- RISA (UK) Ltd
Modal Impacts of Brexit on Imports and Exports
As Brexit looms, many importers and exporters are considering the impacts on the movement of their freight. Some modes of freight movement will be affected more than others and it is essential to keep up to date on the latest state of play to plan ahead as much as is practical.
At RISA, we have been pulling together the most up to date information from BIFA (British International Freight Association), the Department for International Trade and Open to Export to bring you the following overview, covering forms of transport individually.
Road Freight – This will be significantly affected by Brexit, as 80% of our trade with the EU (both imports and exports) is moved by road. Brexit will signal the need for new regulation and a way to implement customs formalities. Potentially, there will also be driver-related issues caused by a change in rules of people moving across borders.
These issues can be mitigated if the UK continues to follow the current standards, but there will be a need to ensure that International Road Licensing, Employer Certifications and Vehicle Technical Standards are aligned to avoid too much divergence.

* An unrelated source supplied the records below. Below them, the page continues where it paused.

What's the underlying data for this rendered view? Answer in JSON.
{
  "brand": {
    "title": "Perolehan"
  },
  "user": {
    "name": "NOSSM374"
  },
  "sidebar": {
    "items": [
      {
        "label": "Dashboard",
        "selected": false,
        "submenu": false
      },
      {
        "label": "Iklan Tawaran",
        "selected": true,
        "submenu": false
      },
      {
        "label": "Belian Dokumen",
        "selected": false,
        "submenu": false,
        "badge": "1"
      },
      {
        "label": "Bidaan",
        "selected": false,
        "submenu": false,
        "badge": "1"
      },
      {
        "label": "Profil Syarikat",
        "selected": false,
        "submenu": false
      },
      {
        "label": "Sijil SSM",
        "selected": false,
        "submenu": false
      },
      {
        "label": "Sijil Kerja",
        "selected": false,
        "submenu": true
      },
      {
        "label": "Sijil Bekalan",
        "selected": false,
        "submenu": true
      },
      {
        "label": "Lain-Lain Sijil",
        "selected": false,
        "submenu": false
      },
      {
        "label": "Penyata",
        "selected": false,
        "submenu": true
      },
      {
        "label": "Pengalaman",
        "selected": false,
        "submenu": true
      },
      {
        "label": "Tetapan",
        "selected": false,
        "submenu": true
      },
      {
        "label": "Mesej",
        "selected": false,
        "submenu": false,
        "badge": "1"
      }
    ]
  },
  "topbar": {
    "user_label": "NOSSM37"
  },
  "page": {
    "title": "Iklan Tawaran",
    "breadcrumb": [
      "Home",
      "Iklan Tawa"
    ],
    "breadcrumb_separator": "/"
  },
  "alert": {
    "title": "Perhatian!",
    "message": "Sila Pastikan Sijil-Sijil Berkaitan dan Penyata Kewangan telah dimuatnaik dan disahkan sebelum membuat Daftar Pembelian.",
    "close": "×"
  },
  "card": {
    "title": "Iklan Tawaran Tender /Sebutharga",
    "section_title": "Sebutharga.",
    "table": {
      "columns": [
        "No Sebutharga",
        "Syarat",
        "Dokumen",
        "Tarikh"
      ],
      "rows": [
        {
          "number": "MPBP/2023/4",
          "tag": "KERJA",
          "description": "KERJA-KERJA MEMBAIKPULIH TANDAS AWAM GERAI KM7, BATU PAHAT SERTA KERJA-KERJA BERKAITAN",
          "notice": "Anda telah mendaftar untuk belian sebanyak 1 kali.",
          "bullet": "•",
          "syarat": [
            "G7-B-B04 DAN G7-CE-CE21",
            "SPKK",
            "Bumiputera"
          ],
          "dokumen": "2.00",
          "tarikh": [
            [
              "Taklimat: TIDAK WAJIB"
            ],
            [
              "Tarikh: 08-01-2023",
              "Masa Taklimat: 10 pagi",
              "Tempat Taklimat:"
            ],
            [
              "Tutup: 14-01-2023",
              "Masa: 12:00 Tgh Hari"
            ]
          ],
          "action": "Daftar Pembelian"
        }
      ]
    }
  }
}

BIFA suggest that a new Land Transport Agreement is made with the EU as a priority.
Air Freight – Aviation will require urgent legislative attention as many of the agreements allowing UK flights to move to and from countries in and out of the EU will cease upon Brexit. The UK will cease to be “Community Air Carriers” and no longer be bound under the Multilateral Agreement on the Establishment of a European Common Aviation Area. Pricing, capacity and frequency of flights will also be affected as UK carriers will no longer be able to establish themselves in other EU countries. The UK could join the European Community Aviation Area, but this would also mean continuing to accept the jurisdiction of the Court of Justice of the European Union. The other option is to forge a new agreement close in terms to the current ECAA, which must be agreed to minimise disruption.
Much of the UK’s non-EU aviation has come about as a result of agreements made within the EU, therefore these will need to be renegotiated. The UK will need to sign up to the EU-US agreement, or agree a new bilateral deal with the US.

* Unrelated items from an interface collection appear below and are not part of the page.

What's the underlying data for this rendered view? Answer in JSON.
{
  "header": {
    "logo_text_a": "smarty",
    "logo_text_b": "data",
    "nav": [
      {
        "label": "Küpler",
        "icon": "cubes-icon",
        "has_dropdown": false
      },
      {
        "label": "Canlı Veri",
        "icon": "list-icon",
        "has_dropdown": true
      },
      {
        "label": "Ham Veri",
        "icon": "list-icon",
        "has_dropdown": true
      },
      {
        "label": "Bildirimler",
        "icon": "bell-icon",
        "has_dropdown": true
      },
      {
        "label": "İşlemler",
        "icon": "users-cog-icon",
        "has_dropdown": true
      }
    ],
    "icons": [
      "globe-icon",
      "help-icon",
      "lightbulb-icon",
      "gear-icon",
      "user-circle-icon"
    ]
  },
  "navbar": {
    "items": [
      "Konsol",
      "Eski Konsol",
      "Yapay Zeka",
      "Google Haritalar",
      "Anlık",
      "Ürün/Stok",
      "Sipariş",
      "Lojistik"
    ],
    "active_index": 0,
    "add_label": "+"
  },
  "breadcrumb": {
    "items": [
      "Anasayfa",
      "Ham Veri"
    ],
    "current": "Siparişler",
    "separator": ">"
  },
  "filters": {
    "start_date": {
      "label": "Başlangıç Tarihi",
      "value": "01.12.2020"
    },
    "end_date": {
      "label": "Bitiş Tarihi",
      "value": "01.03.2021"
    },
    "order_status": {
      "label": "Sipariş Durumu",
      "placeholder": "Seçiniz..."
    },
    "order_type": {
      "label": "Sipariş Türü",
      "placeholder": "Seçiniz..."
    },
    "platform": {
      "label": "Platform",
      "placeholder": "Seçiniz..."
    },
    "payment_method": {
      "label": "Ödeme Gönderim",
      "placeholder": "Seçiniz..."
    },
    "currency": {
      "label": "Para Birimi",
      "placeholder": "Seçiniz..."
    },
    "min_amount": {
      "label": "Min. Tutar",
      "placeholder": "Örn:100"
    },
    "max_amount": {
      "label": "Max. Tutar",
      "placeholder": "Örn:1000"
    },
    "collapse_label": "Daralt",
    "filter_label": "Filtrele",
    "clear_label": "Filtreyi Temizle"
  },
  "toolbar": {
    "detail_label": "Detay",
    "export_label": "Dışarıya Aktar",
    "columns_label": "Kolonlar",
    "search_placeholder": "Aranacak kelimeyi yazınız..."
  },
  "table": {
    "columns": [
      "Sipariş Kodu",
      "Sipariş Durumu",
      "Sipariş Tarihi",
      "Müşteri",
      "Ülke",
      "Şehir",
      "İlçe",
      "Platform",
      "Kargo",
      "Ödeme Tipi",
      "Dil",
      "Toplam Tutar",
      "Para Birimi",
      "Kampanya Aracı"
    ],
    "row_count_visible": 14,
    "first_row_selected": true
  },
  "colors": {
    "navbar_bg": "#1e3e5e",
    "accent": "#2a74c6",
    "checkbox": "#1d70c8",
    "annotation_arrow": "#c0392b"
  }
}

Ocean Freight – This is considered to be the mode of transport likely to be least affected, with the main issues being seen as more congestion at ports due to customs checks. There is also currently a question around whether the will be fewer direct ocean services to the UK after Brexit, however current belief is that this would be mitigated by a greater use of feeder vessels.

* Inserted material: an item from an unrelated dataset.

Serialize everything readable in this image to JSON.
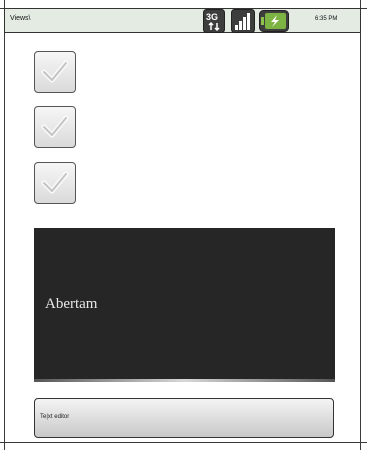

At RISA, we will continue to monitor the ongoing negotiations and post updates as more information becomes available. If you would like to discuss how this may affect your business, please feel free to contact us with your questions.